Even as she transitioned to competitive athletics, her parents were always there to support her endeavours. At any competition, local or international, they put aside time to watch her compete.
“My parents understood that we go through life, we try different things, then in time we figure out where we fit in best,” said Rozario, whose mother was a former jumper.
Only upon enrolling in the Singapore Sports School did she finally reduce her co-curricular activities to just the one based on how much fun she had – as well as the amount of sun exposure.
“In tennis, you can get very tired because you’re in the sun for 3-4 hours per match. Track and field was more exciting for me because there were so many events,” said Rozario.
Who says nerds can’t do sports?
Studying isn’t exclusive to academics. Rozario, a self-professed nerd, researched ideal body types that would perform best across each event. While she dominated the local hurdle races, she lacked the necessary speed and power her International rivals possessed to excel in the event.
For the triple jump? Long limbs, check. Bouncy feet, check. Six attempts to get it right? Done deal for a perfectionist such as herself.
“By the time I land in the sand, I already have a whole list of things that went right or wrong,” said Rozario, who sometimes struggles with overthinking before taking each jump.

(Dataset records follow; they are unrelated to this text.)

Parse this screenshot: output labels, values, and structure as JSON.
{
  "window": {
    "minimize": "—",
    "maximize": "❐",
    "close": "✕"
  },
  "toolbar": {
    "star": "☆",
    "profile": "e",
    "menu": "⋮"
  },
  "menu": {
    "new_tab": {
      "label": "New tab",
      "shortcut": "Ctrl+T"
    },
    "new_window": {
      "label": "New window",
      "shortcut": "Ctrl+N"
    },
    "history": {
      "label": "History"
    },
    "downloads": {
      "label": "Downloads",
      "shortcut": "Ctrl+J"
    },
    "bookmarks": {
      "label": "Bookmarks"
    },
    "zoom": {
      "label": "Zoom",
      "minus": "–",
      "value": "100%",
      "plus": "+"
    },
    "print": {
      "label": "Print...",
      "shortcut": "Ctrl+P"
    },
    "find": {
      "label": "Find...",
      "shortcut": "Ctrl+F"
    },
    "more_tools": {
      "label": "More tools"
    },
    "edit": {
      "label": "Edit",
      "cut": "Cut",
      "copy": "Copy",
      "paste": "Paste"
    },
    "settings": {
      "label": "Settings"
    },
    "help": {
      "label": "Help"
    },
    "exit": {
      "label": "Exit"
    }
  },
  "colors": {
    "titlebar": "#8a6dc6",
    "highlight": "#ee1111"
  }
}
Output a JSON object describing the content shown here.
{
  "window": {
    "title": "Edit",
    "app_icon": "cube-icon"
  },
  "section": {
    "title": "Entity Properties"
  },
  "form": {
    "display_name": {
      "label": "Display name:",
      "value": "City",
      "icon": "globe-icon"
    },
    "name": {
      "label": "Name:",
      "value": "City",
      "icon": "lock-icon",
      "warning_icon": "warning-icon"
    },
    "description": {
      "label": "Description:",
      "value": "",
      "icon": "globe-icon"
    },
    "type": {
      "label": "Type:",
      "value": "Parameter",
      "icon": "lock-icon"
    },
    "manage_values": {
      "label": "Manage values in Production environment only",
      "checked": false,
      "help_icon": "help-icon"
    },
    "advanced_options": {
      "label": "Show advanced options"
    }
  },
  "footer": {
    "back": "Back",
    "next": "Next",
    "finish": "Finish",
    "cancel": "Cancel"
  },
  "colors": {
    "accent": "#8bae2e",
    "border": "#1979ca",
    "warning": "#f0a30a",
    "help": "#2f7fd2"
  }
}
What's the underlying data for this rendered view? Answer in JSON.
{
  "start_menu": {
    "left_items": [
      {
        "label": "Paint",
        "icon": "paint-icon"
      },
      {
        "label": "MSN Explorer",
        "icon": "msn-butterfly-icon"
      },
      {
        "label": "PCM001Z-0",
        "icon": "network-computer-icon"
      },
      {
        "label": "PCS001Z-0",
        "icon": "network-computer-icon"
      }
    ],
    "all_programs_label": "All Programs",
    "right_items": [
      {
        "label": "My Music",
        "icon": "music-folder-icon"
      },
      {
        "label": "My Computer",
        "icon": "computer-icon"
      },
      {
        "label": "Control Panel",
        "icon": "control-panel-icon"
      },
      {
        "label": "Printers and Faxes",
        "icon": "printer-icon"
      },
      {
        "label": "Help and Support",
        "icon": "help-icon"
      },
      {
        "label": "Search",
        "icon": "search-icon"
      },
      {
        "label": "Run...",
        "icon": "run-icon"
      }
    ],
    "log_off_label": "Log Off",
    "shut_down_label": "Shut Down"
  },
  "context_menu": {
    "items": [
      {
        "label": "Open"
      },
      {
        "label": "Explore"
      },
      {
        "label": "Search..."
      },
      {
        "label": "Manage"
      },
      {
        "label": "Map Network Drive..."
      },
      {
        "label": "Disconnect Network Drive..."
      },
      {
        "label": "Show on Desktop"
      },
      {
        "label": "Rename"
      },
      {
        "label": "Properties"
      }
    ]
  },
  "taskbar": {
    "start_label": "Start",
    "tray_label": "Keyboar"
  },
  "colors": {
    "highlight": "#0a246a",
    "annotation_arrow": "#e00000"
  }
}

But to her, that’s the beauty of technical events. One arm swing, switching the takeoff leg, any small tweak can potentially convert to a better result. Or in her case, a national record.
“It was a relief after breaking (the record) the first time,” she said. “Training for triple jump became even more exciting because I knew how much effort I put in to get to that point, and I also knew how much more I had to work on since it was a new event for me.”
To further pursue her sports dreams, Rozario will further her studies at Princeton University while she trains with the varsity athletics team. Yet to declare her major, she’ll spend the first two years figuring out what she wants to specialise in – “I love biology, but I feel like my interests lie in economics as well,” says Rozario – rings true to her life mantra of taking life as it comes.
If I can do it, so can you
Out of the 26 national records that Singapore Athletics monitors, only five of them were set on home soil. Amidst Rozario’s triple jump record-setting, her senior, Nur Izlyn Zaini, clocked Singapore’s first sub-14 in the 100m hurdles to set a national record of 13.88s in her first year at Georgia Southern University.
“I was chasing her records in the past. I know how difficult it is,” said Rozario, who listed Izlyn as her sports inspiration. “Even though she has all these achievements, you wouldn’t know that by talking to her because she’s so down to earth and friendly to everyone.”
Though pursuing high-performance sports at a collegiate level is not common among Singaporeans because of the paper chase culture, Rozario has fewer qualms about choosing this path. After all, her seniors have paved the way for her.
“(Izlyn) had the courage to take the leap, which inspired me to have that courage as well,” said Rozario.
What she’ll miss most about home? Her grandmother’s cooking, who often cooks a spread of dishes with rice that Rozario always looks forward to.
“I’m her favourite,” she said with a cheeky smile.
While Rozario won’t be trying any new events in the near future as she hones in on her high-performance dreams, don’t be surprised if you ever find her tall, thin lanky frame in a shot put ring.
“The stereotype is that you have to be very strong for throws, but height actually plays a major role,” she said.